  18. ^ "Malloy: ‘Catastrophic Failure’ On Metro-North New Haven Line". CBS New York. September 26, 2013. Accessed October 5, 2013
  19. ^ McGeehan, Patrick, and Wald, Matthew L. (2005-09-30). "High-Tech Gates Fail to Avert Car-Train Crash". The New York Times. Retrieved 2008-09-02. 
  20. ^ "Investigators Seek Answers In Fatal Crash That Killed Two; Cause of Waterford car-train accident may never be known". The New London Day. 2005-09-30. Retrieved 2007-05-22. [dead link]
  21. ^ "Family sues over fatal car crash on railroad tracks". The Boston Globe. Associated Press. 2006-12-27. Retrieved 2007-05-22. [dead link]
  22. ^ "Amtrak train, car collide, killing two". WTNH. 2005-09-28. Retrieved 2007-05-22. [dead link]
  23. ^ Congressional Budget Office. "The Past and Future of U.S. Passenger Rail Service," September 2003.[1]

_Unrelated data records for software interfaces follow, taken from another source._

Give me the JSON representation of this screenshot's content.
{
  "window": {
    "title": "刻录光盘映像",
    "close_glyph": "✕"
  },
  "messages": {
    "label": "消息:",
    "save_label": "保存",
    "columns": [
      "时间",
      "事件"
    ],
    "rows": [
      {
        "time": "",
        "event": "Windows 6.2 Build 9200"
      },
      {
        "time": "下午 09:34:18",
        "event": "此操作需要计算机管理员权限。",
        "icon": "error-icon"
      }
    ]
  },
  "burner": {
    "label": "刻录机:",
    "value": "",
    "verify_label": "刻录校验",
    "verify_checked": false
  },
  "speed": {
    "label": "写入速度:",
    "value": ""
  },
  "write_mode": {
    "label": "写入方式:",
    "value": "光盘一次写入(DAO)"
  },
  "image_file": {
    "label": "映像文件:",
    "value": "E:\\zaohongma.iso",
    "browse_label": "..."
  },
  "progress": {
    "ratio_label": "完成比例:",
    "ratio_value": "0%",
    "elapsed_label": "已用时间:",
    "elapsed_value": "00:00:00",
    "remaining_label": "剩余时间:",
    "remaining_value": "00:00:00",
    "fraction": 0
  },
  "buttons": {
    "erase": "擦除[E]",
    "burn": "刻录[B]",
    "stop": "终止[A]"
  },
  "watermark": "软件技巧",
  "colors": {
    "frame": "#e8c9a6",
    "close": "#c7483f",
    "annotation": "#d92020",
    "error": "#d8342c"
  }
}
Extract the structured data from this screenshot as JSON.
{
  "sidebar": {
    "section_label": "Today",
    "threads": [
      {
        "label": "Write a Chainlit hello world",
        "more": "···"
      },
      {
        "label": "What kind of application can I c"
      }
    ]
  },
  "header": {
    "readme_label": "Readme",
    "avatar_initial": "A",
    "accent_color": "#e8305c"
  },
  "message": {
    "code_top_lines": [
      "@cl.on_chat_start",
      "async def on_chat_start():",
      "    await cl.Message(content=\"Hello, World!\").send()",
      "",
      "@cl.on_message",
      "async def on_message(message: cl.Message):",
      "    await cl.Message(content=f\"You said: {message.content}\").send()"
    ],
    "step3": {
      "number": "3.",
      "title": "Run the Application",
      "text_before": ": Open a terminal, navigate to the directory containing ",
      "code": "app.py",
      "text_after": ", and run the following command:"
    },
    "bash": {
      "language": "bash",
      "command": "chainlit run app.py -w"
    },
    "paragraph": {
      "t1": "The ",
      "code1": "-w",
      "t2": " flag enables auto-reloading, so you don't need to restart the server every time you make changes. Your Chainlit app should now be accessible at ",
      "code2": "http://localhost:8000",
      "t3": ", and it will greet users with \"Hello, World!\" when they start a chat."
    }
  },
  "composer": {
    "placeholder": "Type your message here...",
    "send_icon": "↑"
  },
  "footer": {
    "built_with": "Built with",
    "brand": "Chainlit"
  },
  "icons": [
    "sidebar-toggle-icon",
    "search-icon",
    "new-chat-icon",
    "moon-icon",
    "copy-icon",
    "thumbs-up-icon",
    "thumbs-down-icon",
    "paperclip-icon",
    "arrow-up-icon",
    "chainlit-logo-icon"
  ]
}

  24. ^ O'Toole, Randal (29 June 2011). "Intercity Buses: The Forgotten Mode". Policy Analysis (680). 
  25. ^ Nixon, Ron. (2012, August 16.) Trading Planes for Trains: Riders Weary of Patdowns and Delays Set Records for Amtrak. The New York Times, p. B1[2]
  26. ^ NEC FUTURE
  27. ^ "Japan Pitches Its High-Speed Train With an Offer to Finance". The New York Times. 
  28. ^ "Amtrak Releases Concept for 220 mph Train Along Northeast Corridor". AASHTO Journal. Retrieved 2010-10-10. 
  29. ^ "A Vision for High-Speed Rail in the Northeast Corridor". Amtrak. September 2010. Retrieved 24 July 2013. 
  30. ^ "N.Y. to D.C., 96 mins., $117 billion". CNN Money. 2010-11-02. 
  31. ^ "Gateway Project" (PDF). Amtrak. February 2011. Retrieved 2011-02-07. [dead link]
  32. ^ "HAROLD interlocking (New York City)". wikimapia.org. Retrieved 2011-05-13. 
  33. ^ "Maloney Hails Federal Grant to Ease Amtrak Delays in NYC, Spur High-Speed Rail in NE Corridor - $294.7 Million Grant to Improve "Harold Interlocking", a Delay-Plagued Junction For Trains in the NE Corridor". May 9, 2011. Retrieved 2011-05-13. [dead link]
  34. ^ Colvin, Jill (May 9, 2011). "New York Awarded $350 Million for High-Speed Rail Projects". DNAinfo.com. Retrieved 2011-05-13. 
  35. ^ "House Vote Jeopardizes Key Northeast Rail Projects". Back on Track: Northeast. The Business Alliance for Northeast Mobility. July 20, 2011. Retrieved 2011-07-21. 
  36. ^ http://web.mta.info/capital/harold_alt.html
  37. ^ Schned, Dan (August 24, 2011). "U.S. DOT Obligates $745 Million to Northeast Corridor Rail Projects". America 2050. Retrieved 2011-11-24. 
  38. ^ Frassinelli, Mike (May 9, 2011), "Feds steer $450M to N.J. for high-speed rail", The Star Ledger, retrieved 2011-05-13 
  39. ^ Thorbourne, Ken (May 9, 2011), "Amtrak to receive nearly $450 million in high speed rail funding", The Jersey Journal, retrieved 2011-05-13 
  40. ^ McGeehan, Patrick (May 9, 2011), scp=2&sq=Ray%20Lahood&st=cse "Florida's rejected rail funds flow north", The New York Times, retrieved 2011-05-13 
  41. ^ "Amtak Seeks $1.3 billion for Gateway Project and Next-Generation High-Speed Rail on Northeast Corridor". Amtrak. April 4, 2011. Retrieved 2011-04-08. 

Further reading[edit]

External links[edit]